Defendant regularly stayed with his grandmother until a few weeks before the search, and by the time of search it was more intermittent. Still, he had standing in her house because he had clothes there and still stayed there. He put a cell phone in his daughter’s backpack so she could play on it, and he had standing in the phone in her backpack. “It is reasonable for a person to believe that others will not search his infant daughter’s bag.” United States v. Musgraves, 2017 U.S. Dist. LEXIS 208144 (D.Kan. Dec. 19, 2017).
The officer had reasonable suspicion to stop defendant, but he did not have probable cause to arrest or to search defendant’s car under the automobile exception. And, the inventory is also unreasonable. United States v. Anguiano, 2017 U.S. Dist. LEXIS 208326 (D. Minn. Dec. 19, 2017).*

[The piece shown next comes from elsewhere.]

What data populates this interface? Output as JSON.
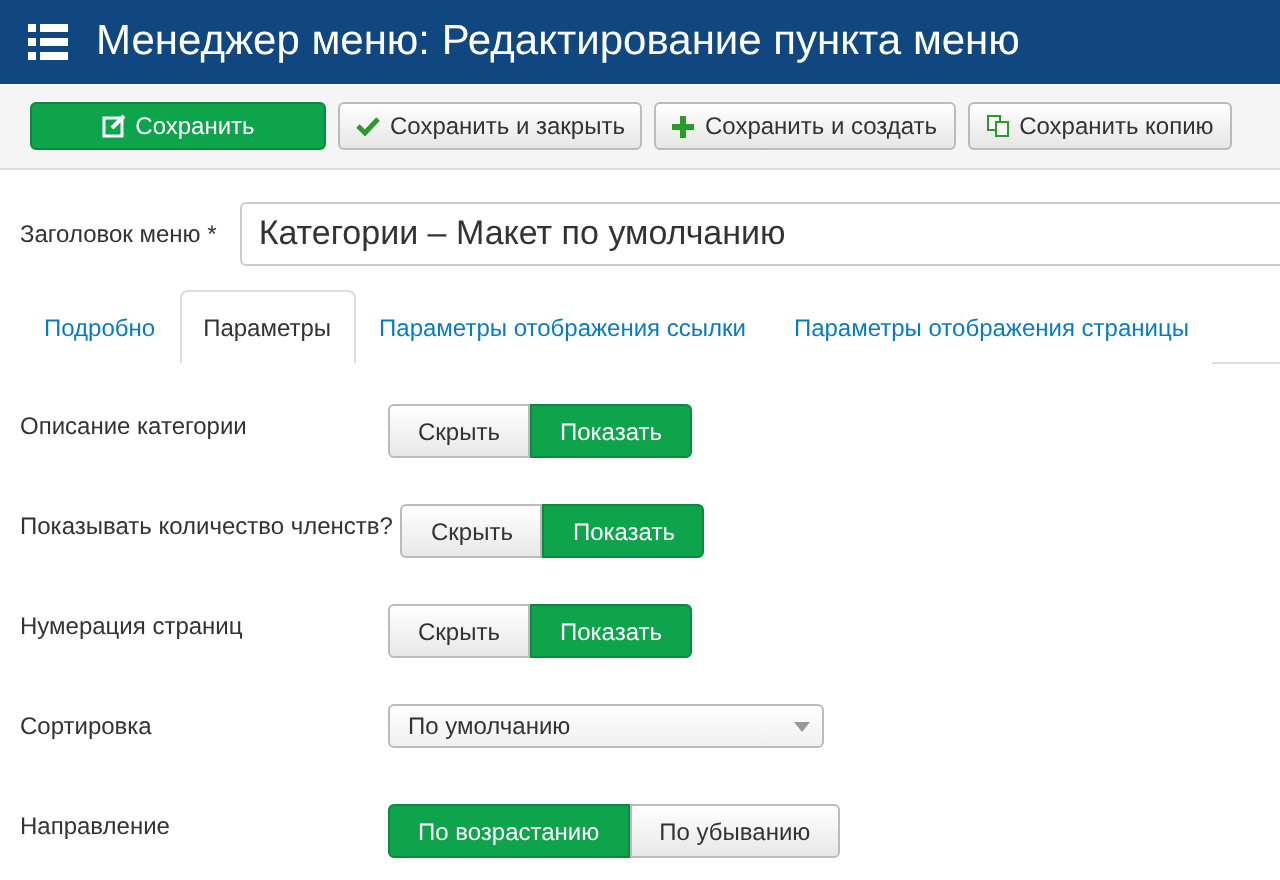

Defendant’s 2255 is based on his search issue that was ruled against him on the motion to suppress, but then he pled guilty. The guilty plea waived the motion to suppress. United States v. Davis, 2017 U.S. Dist. LEXIS 207069 (D. Alaska Dec. 18, 2017).*